When is it time to start recognizing that Al Qaeda and other Islamist terror groups are cults? The Times Square bombing attempt is another example of a well-off American who was recruited into the black and white, us versus them and good versus evil thinking that cultists use. We ought to start addressing the root of the problem: people are most susceptible to destructive influence at the most vulnerable times in their lives.
Our military efforts in Iraq and Afghanistan may have largely moved the war on terror overseas. But we will continue to see radical Islamist terror groups recruiting on our own soil if we don’t equip children, parents and teachers with the tools to combat this phenomenon.
Do we know how to deal with destructive mind-control groups? Yes. As it happens I’ve been doing it for 36 years. We know how to inhibit their recruitment of new “soldiers.” We know ways to undermine their indoctrination methods and ways to educate the general public. The tools are available to educate children and parents. What we need is the will to dedicate adequate resources to inoculate Americans against the tactics of cult recruiters.
What turns young men like Faisal Shahzad, the Times Square bomber, into radical criminals? He was married and attended graduate school. Yet as his story unfolds, it seems he was put on a fast track to radicalism. I believe we will learn how he was exposed to social influences that overcame his rational ability to make his own decisions.
Shahzad is only one example of young Americans who fall victim every year to cults and deceptive groups masking as legitimate organizations. Their well-known weapons are deception, mind control, manipulation of emotions and exploiting the unmet needs of people. They can then be turned against their families and their loved ones while believing that their criminal acts will be helping God and humankind. These bright, educated, idealistic, passionate people not only become fervent cult members, but also excellent cult recruiters.
Cult recruiters search for energetic, intelligent people who wish to make a difference in the world. They approach prospects when they are most vulnerable: after the death of a loved one, during an illness, after a graduation, at the loss of employment – in short during any transitional life change. They find new members in the most ordinary of places: schools, sororities, fraternities, and social organizations, community groups and of course, on the internet. The common denominator is that all cults – whether they are political, religious, psychotherapeutic, commercial, or educational – seek to make people dependent and obedient. For terrorist cults, it means also making them fanatical to the point of violence.
America should learn something from the U.K. think tank, the Quilliam Foundation. They are helping former cult recruiters, like Maajid Nawaz, to actively challenge the Islamist “narrative” and promote a moderate Islam vision of peace, love and goodness. America would be wise to adopt such a policy to disrupt this recruitment process. The surest way to do this is by creating new strategies toward communication and education.

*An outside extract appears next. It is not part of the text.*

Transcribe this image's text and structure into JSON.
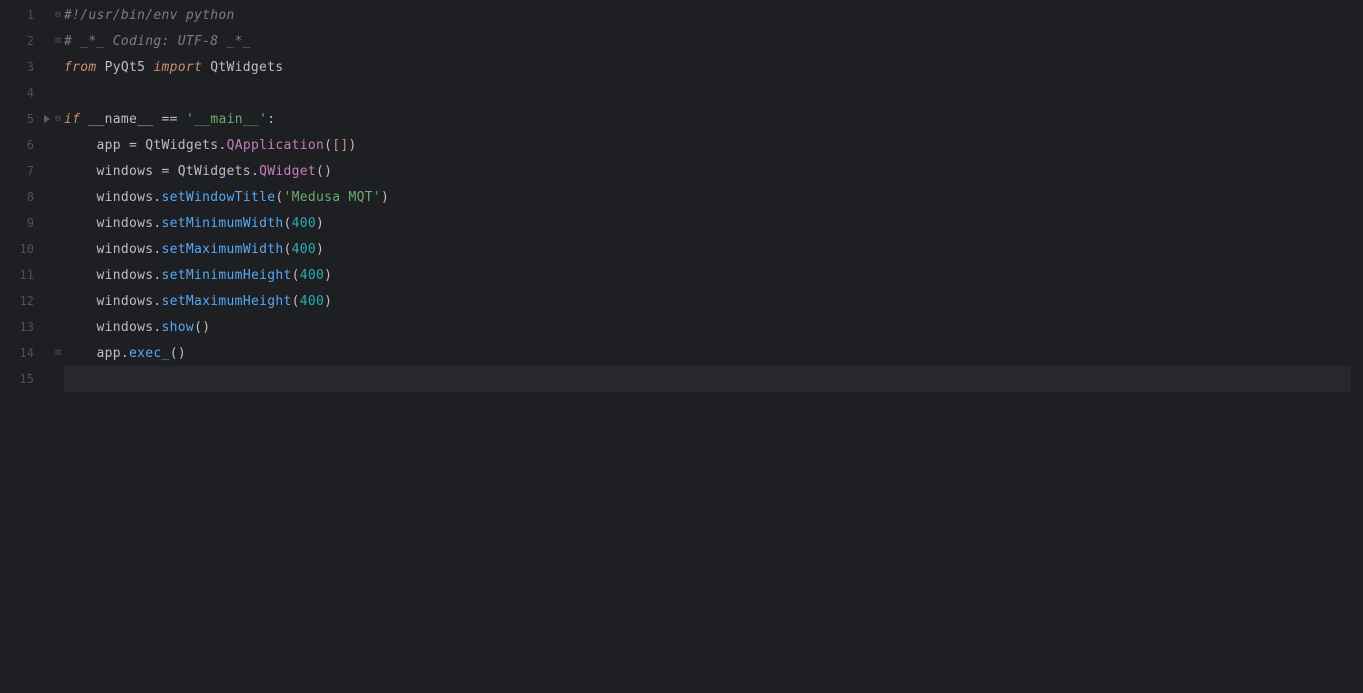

The author and psychologist Robert Cialdini writes about the six “weapons of influence” that are implemented in persuasion and coercion techniques. The six “weapons” – reciprocity, commitment and consistency, social proof, authority, liking and scarcity – are tools used jointly that are meant to affect influence and persuasion in individuals. This is often done through lies and deception – the result being instability that leads to greater dependence on the cult organization.
When we get serious about thwarting cult recruiters we will expose those techniques of persuasion and prepare our young people with the tools to combat cultism. Racial profiling, background checks or gut instincts of security experts are all well intentioned. They transfer responsibility to ‘experts’. But we should we also take it upon ourselves, in our homes, schools and even places of worship, to address and expose cultism and give our children, parents and teachers the tools to combat it. It’s the best defense against the expansion of terrorist recruiting on U.S. soil.
When will we be ready to take the responsibility to educate the public about destructive mind control methodology? My hope is the near miss of the Times Square bomber marks a new beginning of the way we think about dealing with this problem.